    As you explore potential layouts, consider factors including:7

  • Lighting – Bad office design and fluorescent lights are practically synonymous. That’s understandable because Cornell found workers in offices with natural light were 84% less likely to experience health problems like headaches and eye strain. Adding more windows, doors, and skylights, as well as organizing desks closer to sources of natural light, is a beneficial design choice.

  • Noise Level – Another study found workers lose 86 minutes of productivity each day due to noise. Those distractions can include co-workers and ambient sounds. Design elements such as soundproof office pods allow employees to focus and improve their efficiency.

  • Furniture – When it comes to office furniture, ergonomics is the name of the game. Furniture, like executive conference room chairs, is specially designed for long workdays to ensure that your employees remain concentrated and comfortable.

  • Whether it’s headaches from bad lighting or back pain from a bad desk setup, you’ll notice that many of these design features relate to employees’ comfort and health. There is an accelerating trend for healthier workplaces with perks like standing desks and wellness rooms. 

    In fact, Forbes reported that 87% of workers want these benefits, which you’ll want to remember as you consider your office redesign.8 

    Which Setup Is Beneficial for My Workplace?

    So which setup is the best for your workplace? To answer that question, it’s essential to consider the needs of your employees and the kind of work you do. Are large meetings frequent in your office? Is collaboration integral to the work you do?

    To find the answer, you can run experiments as Harvard recommended, or you can embrace the doctrine of workplace choice.

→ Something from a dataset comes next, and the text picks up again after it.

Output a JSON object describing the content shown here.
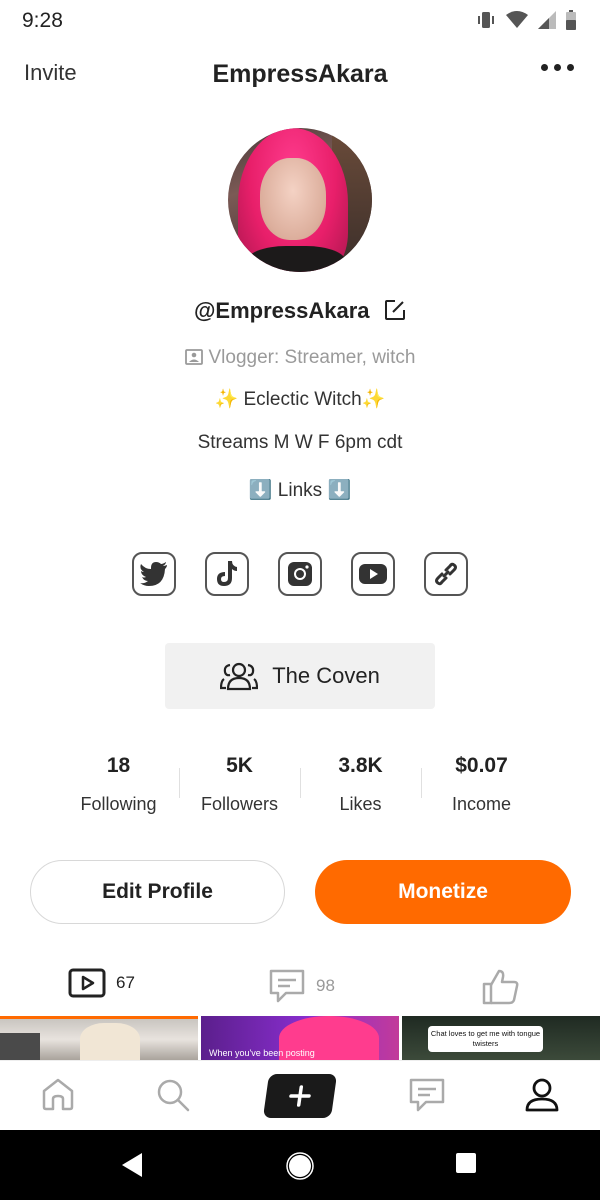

This means that you allow your employees to choose the conditions that foster their productivity by offering multiple environments. 

    Create specific spaces for focus, collaboration, and relaxation so that your office design always fits your employees' needs.9

    Juniper: Optimize Your Office

    In recent years, we’ve had to rethink what makes a modern office. Now more than ever, we can appreciate these spaces of collaboration and creativity. That said, an impactful office needs to be intentionally designed. Ultimately, the decision between meeting rooms and office pods will depend on your company’s unique preferences and needs.

    Whichever you choose, Juniper can meet those design needs. Our diverse collection of office furniture, office pods, and even a brand-new office phone booth can help offer you the power of choice. 

    Build the office of tomorrow with Juniper today.


    1. Conferences Group. What is the definition of a Meeting room. 
    2. Mute. The Open Office Concept: What Went Wrong and Can It be Fixed? 
    3. Juniper Office. Office Meeting Pods. 
    4. iOffice. How to Calculate the Cost of One Empty Conference Room. 
    5. Inc. Is Your Conference Room a Hidden Cost? 
    6. Harvard Business Review. The Truth About Open Offices. 
    7. Jumpstart. Sparking Productivity through Office Design—Where Do We Start? 
    8. Forbes. How Your Office Space Impacts Employee Well-Being. 
    9. Fast Company. Five detailed ways to design an office for neurodiversity.